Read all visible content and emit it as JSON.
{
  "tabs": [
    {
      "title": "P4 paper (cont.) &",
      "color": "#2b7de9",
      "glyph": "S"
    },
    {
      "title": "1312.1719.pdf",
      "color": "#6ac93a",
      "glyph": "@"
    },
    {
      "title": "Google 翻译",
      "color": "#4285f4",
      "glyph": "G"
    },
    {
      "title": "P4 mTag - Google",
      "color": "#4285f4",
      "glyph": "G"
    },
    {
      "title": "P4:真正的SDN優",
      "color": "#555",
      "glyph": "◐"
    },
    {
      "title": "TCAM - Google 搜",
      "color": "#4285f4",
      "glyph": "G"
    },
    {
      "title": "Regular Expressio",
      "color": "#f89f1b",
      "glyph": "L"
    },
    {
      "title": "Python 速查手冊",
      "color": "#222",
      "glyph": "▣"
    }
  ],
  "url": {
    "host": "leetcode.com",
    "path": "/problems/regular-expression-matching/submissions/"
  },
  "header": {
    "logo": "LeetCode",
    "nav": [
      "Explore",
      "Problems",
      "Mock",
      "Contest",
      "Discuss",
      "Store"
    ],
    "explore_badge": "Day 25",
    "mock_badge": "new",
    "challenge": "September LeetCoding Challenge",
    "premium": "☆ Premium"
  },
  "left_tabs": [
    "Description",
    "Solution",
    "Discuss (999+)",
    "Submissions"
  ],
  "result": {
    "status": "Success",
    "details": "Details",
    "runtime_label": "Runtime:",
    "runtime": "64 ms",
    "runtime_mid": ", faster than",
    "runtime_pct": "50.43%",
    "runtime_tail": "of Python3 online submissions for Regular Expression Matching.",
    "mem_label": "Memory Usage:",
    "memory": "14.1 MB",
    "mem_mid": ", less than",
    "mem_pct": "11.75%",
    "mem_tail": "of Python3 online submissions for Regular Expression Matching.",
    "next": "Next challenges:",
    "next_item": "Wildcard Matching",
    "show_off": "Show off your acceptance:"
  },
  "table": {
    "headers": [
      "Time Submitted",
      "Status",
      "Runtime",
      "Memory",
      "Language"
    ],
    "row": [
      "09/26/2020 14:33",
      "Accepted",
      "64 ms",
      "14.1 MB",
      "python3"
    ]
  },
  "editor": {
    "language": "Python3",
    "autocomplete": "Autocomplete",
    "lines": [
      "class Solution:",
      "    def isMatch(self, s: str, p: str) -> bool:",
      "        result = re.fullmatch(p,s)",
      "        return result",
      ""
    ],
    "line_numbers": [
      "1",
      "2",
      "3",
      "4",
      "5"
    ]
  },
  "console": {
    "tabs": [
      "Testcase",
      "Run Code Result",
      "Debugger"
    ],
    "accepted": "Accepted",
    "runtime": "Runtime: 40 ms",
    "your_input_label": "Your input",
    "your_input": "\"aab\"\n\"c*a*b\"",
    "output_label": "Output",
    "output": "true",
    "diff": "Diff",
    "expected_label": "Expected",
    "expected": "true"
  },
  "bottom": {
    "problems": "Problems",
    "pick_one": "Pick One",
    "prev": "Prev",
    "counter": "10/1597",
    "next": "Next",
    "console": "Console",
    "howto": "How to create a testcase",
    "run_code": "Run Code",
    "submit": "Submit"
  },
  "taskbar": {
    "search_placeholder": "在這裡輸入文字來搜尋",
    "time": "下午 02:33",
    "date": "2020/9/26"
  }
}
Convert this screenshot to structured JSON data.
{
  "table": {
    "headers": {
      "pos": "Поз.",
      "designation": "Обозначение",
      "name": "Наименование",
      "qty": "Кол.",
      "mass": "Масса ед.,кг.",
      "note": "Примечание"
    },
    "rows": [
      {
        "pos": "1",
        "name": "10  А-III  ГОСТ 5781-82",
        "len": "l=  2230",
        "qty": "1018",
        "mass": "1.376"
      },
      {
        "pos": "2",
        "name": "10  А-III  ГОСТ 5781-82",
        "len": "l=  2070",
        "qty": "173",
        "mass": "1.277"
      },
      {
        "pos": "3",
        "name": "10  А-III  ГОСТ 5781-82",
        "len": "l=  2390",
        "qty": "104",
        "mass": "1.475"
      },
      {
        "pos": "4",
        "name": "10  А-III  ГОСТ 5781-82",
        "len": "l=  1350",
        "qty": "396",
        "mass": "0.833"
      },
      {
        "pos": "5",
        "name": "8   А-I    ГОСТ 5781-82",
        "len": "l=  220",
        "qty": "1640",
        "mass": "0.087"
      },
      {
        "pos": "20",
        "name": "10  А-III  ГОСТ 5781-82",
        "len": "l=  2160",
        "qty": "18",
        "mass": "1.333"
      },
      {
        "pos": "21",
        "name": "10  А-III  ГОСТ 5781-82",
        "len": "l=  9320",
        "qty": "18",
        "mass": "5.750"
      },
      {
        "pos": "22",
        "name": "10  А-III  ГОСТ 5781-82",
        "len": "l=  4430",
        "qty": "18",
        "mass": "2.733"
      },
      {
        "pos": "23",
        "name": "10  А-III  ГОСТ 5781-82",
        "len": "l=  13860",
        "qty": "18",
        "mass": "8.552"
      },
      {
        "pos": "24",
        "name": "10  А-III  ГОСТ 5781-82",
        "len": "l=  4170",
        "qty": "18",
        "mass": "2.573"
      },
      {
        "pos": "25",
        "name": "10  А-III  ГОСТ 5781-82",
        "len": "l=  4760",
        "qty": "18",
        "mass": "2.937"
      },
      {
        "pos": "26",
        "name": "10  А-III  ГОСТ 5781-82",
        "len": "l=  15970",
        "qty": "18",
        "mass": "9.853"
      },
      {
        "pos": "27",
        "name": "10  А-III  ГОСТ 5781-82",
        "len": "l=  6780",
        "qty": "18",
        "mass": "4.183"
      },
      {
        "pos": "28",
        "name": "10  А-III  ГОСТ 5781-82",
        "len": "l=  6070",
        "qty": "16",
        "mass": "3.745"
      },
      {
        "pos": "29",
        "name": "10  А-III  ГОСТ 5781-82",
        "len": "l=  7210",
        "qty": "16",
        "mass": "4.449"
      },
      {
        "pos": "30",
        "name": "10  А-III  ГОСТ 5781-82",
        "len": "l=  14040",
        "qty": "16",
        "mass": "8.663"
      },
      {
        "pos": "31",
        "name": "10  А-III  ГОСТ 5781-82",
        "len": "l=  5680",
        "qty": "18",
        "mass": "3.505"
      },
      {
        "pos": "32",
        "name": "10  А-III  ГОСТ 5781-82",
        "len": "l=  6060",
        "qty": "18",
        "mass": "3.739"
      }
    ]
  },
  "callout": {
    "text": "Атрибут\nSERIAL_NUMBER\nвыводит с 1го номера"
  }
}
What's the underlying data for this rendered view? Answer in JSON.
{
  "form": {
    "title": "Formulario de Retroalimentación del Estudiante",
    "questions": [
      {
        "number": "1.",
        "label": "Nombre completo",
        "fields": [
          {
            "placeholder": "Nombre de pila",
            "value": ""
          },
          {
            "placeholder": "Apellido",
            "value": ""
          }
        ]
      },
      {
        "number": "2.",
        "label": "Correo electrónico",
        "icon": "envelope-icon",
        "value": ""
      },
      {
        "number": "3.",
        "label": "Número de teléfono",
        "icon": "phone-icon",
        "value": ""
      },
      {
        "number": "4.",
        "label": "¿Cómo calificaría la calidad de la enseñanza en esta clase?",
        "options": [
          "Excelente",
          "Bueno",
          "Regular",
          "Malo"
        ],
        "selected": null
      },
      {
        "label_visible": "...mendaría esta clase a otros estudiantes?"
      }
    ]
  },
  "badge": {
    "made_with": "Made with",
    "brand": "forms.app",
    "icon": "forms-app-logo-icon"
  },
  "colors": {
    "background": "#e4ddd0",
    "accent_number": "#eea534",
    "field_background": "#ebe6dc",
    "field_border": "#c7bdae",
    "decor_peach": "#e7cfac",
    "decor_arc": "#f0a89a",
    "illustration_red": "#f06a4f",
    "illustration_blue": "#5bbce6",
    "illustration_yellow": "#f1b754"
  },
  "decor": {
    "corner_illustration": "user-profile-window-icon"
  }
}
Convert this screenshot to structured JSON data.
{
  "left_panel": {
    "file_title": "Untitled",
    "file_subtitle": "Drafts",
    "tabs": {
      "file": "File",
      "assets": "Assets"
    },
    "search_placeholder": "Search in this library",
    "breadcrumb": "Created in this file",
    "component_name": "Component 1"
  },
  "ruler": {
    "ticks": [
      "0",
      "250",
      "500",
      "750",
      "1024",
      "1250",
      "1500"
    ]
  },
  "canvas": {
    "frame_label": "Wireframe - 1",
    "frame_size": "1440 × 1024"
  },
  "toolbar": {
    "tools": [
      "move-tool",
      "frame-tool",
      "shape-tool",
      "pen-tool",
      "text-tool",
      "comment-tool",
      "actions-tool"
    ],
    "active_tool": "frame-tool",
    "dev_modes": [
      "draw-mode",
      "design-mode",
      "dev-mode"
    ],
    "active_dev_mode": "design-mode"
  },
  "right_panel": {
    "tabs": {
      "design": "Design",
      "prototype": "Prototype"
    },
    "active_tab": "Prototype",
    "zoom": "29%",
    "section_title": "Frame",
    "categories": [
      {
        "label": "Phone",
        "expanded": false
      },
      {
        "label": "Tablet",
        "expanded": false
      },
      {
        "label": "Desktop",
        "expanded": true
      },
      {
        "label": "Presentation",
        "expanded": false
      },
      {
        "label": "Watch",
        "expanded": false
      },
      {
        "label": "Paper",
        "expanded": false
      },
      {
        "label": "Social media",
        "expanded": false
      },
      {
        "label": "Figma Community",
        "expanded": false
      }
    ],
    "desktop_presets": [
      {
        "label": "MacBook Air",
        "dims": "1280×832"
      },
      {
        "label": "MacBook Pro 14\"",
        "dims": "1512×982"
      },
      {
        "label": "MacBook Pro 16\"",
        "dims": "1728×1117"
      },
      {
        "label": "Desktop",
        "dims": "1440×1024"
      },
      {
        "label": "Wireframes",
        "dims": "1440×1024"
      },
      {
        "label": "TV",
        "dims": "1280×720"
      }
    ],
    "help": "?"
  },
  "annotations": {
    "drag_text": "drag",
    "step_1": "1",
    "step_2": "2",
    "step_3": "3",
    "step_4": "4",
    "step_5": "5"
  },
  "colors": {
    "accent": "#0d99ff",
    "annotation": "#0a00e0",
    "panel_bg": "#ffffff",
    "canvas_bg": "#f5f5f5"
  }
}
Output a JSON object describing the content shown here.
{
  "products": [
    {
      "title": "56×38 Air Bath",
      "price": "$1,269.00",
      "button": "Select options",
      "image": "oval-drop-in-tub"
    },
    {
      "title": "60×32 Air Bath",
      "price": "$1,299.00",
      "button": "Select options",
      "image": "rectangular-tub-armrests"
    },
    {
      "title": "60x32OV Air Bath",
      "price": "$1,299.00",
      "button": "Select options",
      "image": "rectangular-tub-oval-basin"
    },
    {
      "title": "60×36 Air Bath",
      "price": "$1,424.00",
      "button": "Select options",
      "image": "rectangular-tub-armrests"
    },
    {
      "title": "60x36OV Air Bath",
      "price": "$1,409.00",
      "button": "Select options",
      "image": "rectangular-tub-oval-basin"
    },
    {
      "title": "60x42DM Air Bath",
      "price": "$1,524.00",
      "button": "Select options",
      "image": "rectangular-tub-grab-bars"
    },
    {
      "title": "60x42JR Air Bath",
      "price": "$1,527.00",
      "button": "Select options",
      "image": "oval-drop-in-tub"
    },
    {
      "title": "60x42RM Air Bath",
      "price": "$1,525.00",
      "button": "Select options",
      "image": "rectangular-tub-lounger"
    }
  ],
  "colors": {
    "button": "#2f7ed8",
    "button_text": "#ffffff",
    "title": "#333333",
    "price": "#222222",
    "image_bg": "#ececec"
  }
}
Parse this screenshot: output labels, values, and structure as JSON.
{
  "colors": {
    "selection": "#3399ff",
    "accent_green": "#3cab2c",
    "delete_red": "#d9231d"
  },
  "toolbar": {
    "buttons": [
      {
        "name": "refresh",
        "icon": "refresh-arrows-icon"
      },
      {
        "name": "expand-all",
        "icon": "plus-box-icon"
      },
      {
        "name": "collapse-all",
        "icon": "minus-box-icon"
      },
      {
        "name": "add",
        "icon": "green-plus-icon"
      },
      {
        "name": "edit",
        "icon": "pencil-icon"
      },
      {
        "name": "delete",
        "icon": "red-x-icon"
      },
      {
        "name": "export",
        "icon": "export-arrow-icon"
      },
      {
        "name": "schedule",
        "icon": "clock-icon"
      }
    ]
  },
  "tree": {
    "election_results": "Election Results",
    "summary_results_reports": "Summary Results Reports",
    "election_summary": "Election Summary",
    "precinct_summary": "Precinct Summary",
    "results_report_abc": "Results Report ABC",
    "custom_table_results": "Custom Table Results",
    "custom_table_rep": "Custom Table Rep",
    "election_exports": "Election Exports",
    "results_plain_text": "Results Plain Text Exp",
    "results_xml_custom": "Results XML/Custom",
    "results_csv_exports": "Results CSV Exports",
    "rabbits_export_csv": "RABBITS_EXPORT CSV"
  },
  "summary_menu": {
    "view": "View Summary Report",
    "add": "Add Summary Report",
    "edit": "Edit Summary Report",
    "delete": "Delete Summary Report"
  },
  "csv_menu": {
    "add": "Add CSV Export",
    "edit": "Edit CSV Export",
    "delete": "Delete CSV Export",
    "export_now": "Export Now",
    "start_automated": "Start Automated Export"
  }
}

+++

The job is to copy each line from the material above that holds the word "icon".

» Result of the exercise
        "icon": "envelope-icon",
        "icon": "phone-icon",
    "icon": "forms-app-logo-icon"
    "corner_illustration": "user-profile-window-icon"
        "icon": "refresh-arrows-icon"
        "icon": "plus-box-icon"
        "icon": "minus-box-icon"
        "icon": "green-plus-icon"
        "icon": "pencil-icon"
        "icon": "red-x-icon"
        "icon": "export-arrow-icon"
        "icon": "clock-icon"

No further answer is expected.